To celebrate their 15-year career, the B*Side Players have released their latest album, Radio*Afro*Mexica.

“It is a balance of different music genres, which all root to Africa,” admits lead vocalist Karlos “Solrak” Paez.

Radio*Afro*Mexica consists of 14 songs that blend cumbia, funk, soul, reggae, afro-beat, salsa, son jarocho and jazz. Salsa is representative of Puerto Rico, cumbia of Colombia and son jarocho of Mexico.

At times, the B*Side Players have received comparisons like War meets Lenny Kravitz by way of Ben Harper.

“We all met in an African-rhythmic class, so we are celebrating our pre-Hispanic culture, such as Azteca and Maya,” Paez indicates. “We are students of music still, and we are studying a lot.”

The charismatic Paez, who also plays guitar, relays that the B*Side Players are a multicultural sounding band.

“This is something that we have always done. We have incorporated different genres in our music,” he adds.

Some of the prominent songs on the album are “Angelita Perdida” (Lost Angel) and “La Bula” (The Boat).

“‘Angelita Perdida’ is regarding a personal experience I had in the past,” Paez says. “For six straight years, the band played nearly 300 concerts a year. It tore my marriage because it became second.
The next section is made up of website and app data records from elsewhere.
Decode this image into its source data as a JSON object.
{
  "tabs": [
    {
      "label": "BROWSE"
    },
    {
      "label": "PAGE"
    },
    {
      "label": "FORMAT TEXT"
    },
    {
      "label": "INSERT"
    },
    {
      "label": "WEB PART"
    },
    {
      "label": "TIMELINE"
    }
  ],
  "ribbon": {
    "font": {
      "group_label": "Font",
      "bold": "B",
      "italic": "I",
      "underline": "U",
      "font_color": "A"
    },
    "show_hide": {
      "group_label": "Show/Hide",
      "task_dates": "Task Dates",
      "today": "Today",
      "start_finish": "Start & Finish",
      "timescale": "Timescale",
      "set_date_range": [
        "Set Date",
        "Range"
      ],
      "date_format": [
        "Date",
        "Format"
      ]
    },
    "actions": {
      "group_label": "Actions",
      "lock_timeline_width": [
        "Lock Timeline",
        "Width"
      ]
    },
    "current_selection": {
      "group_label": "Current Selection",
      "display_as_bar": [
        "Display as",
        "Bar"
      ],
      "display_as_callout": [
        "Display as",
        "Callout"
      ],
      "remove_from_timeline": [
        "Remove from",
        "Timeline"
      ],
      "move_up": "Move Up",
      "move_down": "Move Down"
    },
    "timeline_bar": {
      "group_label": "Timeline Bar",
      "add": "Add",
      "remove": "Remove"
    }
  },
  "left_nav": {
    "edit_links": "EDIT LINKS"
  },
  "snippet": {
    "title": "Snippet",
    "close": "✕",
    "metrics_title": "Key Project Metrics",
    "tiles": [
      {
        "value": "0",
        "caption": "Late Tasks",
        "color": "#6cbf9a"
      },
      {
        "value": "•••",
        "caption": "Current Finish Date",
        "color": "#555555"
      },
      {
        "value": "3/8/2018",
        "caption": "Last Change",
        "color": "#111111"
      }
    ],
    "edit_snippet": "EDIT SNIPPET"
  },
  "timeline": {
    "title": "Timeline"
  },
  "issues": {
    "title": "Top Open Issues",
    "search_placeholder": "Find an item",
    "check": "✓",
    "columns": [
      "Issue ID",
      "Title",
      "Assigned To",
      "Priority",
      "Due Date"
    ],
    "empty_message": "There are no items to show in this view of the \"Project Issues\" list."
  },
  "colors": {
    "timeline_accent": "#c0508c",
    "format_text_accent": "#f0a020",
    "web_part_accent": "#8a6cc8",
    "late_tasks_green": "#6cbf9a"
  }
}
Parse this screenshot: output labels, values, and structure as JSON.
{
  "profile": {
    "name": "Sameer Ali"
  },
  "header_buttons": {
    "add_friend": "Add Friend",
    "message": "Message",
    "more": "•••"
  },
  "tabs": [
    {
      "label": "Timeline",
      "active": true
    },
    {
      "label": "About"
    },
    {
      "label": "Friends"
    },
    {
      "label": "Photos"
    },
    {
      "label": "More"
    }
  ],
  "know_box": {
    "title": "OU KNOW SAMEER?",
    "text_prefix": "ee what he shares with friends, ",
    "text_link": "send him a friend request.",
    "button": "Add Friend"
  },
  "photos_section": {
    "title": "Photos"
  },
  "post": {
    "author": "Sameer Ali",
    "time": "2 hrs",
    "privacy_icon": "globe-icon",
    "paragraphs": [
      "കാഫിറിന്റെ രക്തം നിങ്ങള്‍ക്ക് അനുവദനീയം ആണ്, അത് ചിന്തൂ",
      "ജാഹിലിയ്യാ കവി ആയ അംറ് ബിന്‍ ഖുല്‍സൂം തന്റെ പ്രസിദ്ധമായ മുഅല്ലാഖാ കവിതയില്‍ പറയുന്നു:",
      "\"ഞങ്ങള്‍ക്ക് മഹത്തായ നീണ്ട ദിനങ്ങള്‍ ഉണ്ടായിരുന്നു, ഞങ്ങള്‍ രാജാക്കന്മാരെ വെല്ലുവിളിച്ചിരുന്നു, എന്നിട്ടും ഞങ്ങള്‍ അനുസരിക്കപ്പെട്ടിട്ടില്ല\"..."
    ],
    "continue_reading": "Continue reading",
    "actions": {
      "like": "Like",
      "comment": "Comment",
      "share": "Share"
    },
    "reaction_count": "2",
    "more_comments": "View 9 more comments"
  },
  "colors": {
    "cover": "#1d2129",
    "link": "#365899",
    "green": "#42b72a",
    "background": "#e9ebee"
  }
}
So, I lost my love.”

Paez, who is based in San Diego along with the rest of the group, clarifies that he never meant to put this piece out on the record, but that it is a song talking about the process of learning from a lot of pain and suffering.

“Angelita Perdida” is a rather low-key and sand song, but Paez’s vocals are superb. Moreover, the acoustic guitars in the background add a divine flavor that makes the tune complete.

“La Bula,” on the other hand, is an upbeat song describing the group’s experience of when touring in Mazatlán, Sinaloa in Mexico.

“The melody is about a friend and a boat in Mazatlán,” Paez describes. “It is about being on this boat. It also means hello and goodbye.”

The track also mentions how they eat ceviche and drink the local beer Pacifico. In brief, the single makes people want to dance, feeling the presence of live festivity.

Other notable songs are “Refugio” (Shelter), which is a tribute to Paez’s mother and “Poste” (Pole), a story about his grandfather. In addition, “Noche y Dia” is a tune speaking of everything he loves.

“It is cool to be bilingual. We like and strive for diversity. Nowadays, our crowd is both young and old. They are not just Latinos, but all cultures. Our crowds are getting bigger, too,” Paez says humbly.

Radio*Afro*Mexica is currently available. For more information, visit